Task to complete:
Check each line of the data below for the word "replies", then extract the ones that have it.
[[ Input data open ]]
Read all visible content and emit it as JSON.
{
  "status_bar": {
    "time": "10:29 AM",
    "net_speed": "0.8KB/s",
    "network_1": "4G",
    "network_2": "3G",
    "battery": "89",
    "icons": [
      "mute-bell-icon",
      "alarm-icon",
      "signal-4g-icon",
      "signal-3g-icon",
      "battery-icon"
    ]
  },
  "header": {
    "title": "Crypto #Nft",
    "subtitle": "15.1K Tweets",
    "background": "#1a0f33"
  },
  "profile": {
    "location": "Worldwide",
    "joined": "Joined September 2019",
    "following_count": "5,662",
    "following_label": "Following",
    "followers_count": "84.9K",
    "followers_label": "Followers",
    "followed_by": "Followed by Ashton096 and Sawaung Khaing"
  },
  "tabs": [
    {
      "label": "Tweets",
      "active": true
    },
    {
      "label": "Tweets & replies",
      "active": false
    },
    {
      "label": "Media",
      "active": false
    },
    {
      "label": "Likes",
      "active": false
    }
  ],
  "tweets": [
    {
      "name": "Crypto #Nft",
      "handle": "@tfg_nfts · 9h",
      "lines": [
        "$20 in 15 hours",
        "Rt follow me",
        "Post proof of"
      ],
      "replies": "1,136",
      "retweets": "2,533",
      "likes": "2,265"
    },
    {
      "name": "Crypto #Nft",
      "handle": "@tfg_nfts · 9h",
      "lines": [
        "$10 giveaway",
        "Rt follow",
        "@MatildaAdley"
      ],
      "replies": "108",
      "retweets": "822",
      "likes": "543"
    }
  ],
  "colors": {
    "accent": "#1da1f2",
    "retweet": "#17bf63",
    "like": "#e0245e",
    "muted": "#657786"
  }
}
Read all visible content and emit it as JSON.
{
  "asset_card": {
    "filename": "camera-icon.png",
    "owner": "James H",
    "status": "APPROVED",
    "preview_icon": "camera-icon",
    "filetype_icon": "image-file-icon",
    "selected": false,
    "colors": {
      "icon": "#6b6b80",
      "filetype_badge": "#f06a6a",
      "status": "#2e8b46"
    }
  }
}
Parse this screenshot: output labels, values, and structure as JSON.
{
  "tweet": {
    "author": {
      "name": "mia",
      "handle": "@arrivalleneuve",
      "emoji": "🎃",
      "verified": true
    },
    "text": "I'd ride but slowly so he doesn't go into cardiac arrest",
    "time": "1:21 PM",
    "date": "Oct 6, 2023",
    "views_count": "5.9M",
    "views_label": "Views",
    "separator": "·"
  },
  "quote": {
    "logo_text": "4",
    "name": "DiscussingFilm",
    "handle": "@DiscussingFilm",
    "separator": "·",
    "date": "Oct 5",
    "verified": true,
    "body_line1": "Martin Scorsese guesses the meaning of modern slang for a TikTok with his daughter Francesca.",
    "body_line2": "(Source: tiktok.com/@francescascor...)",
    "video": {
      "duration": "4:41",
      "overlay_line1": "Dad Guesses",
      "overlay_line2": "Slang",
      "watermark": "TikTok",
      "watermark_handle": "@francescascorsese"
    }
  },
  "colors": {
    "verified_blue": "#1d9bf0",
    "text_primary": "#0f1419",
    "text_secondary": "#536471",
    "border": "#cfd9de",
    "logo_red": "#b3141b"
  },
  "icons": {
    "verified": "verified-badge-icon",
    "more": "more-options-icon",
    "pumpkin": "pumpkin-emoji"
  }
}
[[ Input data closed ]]
Problem solution:
      "label": "Tweets & replies",
      "replies": "1,136",
      "replies": "108",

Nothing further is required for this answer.